> [Task goal]
Search the entries for lines that contain the word "this", and report each one found.

** Opening Record set block **

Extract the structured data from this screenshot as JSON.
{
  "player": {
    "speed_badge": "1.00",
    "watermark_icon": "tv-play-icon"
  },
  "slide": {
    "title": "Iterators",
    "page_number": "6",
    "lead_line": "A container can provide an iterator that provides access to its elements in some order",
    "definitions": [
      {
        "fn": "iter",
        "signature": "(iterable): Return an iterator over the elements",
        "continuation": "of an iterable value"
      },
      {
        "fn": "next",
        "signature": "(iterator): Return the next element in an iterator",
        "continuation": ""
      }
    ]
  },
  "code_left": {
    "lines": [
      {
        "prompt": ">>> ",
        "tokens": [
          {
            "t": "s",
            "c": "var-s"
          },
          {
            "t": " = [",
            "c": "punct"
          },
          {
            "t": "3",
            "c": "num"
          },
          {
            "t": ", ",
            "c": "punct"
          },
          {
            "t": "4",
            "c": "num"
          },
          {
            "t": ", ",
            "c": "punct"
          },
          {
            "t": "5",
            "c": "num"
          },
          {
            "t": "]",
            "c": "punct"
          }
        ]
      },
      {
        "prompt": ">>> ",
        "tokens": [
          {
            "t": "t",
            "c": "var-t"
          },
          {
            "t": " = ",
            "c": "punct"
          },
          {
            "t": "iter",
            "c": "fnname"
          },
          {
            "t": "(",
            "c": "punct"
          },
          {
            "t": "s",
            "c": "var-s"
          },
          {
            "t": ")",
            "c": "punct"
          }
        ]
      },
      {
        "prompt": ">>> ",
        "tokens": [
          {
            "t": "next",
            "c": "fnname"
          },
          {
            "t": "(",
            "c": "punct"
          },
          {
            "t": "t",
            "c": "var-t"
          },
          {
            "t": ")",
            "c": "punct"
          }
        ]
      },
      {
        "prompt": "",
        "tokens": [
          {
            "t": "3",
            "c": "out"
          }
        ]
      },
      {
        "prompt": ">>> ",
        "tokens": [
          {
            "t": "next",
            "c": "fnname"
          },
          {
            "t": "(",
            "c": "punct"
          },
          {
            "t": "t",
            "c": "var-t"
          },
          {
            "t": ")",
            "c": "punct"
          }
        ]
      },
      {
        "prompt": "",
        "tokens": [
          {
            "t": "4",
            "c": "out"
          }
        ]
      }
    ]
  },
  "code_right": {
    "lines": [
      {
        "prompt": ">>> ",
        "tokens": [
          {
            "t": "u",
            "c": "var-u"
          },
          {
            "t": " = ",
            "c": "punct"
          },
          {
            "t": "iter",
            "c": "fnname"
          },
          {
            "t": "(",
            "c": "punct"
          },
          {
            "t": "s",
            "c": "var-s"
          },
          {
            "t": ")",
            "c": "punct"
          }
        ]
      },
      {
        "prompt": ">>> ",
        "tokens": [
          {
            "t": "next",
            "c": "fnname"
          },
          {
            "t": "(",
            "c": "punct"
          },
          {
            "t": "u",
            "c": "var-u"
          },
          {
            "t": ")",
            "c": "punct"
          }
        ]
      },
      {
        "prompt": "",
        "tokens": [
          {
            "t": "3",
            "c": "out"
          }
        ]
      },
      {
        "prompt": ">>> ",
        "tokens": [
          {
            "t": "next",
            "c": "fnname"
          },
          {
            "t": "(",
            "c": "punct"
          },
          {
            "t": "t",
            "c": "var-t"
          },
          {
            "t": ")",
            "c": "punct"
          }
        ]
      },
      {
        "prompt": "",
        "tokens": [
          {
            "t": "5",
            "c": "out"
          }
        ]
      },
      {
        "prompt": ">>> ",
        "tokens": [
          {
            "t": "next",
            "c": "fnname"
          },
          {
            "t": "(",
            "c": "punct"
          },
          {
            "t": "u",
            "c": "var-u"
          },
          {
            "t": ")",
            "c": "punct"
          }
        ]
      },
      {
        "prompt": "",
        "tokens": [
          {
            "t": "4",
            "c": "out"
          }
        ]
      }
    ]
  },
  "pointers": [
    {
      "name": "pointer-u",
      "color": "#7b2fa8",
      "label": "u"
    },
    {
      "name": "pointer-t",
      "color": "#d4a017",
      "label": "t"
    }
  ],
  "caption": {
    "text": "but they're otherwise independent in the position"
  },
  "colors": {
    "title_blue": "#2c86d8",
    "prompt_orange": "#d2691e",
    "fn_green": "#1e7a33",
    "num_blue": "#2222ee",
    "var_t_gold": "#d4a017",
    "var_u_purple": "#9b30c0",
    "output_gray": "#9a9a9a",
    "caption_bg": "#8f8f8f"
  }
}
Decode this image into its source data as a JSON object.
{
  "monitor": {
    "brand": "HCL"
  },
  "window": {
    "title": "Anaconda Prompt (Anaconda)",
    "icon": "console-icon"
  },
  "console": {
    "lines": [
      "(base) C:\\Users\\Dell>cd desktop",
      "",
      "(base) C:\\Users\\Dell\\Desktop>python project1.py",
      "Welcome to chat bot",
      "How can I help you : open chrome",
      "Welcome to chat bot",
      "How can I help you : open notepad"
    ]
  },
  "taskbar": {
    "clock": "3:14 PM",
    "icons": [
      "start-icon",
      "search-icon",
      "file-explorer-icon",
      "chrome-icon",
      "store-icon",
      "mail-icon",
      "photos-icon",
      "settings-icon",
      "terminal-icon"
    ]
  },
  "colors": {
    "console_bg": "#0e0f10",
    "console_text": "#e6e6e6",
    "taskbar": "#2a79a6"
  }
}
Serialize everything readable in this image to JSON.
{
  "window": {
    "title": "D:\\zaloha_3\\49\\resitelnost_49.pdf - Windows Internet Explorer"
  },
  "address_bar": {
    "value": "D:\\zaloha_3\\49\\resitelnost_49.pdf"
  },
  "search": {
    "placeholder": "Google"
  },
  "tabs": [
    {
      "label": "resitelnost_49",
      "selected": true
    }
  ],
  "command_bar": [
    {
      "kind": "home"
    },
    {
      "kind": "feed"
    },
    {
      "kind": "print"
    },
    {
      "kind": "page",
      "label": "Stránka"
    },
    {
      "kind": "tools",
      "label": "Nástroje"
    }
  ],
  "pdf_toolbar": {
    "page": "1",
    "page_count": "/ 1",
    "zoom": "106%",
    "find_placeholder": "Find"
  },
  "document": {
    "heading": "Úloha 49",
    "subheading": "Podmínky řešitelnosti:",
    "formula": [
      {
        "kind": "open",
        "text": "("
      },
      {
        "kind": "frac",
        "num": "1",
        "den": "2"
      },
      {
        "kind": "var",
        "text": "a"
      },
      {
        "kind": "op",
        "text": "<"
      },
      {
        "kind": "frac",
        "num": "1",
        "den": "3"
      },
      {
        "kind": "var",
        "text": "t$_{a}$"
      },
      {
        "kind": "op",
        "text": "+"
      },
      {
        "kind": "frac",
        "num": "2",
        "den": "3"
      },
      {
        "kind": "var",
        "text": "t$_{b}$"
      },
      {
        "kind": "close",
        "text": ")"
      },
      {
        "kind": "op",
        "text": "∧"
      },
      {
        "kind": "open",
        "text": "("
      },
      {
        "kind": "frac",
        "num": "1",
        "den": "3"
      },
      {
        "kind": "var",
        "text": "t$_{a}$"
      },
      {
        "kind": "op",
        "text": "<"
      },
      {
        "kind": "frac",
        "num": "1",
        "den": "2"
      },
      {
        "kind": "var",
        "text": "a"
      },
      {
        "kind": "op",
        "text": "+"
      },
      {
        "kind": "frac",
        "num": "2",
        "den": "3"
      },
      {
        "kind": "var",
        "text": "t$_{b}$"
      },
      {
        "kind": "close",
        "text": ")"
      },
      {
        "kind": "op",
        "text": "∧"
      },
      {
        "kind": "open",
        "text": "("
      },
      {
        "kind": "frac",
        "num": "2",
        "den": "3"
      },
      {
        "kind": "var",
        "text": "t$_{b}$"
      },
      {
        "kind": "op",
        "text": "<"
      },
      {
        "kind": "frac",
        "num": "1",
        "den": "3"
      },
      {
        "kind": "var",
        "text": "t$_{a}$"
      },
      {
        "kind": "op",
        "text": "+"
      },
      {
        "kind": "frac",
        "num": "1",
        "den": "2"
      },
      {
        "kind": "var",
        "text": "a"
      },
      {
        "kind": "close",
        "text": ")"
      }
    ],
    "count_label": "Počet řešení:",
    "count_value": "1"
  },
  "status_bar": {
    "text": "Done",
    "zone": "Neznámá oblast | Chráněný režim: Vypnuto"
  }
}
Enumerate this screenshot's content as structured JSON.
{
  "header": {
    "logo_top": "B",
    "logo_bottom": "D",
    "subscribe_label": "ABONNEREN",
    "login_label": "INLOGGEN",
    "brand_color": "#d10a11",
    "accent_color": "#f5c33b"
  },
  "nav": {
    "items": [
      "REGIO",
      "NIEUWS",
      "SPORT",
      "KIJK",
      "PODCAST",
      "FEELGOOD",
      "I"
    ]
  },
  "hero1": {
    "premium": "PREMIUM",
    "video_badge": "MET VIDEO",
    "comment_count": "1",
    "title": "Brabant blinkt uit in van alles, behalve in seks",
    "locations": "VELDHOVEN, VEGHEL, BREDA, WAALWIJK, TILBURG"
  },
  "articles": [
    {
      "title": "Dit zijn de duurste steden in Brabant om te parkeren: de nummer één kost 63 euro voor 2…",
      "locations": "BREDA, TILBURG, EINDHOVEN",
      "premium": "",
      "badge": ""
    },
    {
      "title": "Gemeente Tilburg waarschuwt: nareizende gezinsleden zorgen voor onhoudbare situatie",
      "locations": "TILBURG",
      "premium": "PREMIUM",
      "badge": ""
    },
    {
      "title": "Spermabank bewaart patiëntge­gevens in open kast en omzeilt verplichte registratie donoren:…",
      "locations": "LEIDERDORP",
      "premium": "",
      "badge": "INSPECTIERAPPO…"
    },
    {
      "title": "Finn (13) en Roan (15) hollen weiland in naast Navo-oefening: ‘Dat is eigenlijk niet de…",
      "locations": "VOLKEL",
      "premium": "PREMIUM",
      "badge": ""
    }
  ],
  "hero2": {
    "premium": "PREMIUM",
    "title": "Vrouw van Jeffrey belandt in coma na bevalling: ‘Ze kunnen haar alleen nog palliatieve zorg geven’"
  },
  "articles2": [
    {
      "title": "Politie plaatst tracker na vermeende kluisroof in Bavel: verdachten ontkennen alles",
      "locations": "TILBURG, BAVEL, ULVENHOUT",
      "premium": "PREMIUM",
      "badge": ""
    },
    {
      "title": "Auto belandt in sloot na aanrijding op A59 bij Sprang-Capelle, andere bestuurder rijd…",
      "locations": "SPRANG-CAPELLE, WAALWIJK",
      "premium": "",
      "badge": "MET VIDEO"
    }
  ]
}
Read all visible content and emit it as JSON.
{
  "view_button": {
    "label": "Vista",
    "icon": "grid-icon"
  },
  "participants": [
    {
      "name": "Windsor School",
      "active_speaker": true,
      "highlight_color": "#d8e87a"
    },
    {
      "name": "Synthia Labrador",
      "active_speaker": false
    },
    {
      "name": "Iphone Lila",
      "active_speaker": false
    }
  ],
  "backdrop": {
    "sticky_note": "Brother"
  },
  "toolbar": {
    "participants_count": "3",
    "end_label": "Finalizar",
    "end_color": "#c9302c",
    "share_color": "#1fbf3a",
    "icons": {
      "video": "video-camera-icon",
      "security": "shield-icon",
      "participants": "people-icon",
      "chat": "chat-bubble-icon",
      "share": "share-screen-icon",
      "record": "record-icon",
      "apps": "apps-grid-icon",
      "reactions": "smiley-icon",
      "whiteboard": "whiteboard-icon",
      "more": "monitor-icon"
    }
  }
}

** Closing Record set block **

> [Task output]
Extract the structured data from this screenshot as JSON.
Decode this image into its source data as a JSON object.
Serialize everything readable in this image to JSON.
Enumerate this screenshot's content as structured JSON.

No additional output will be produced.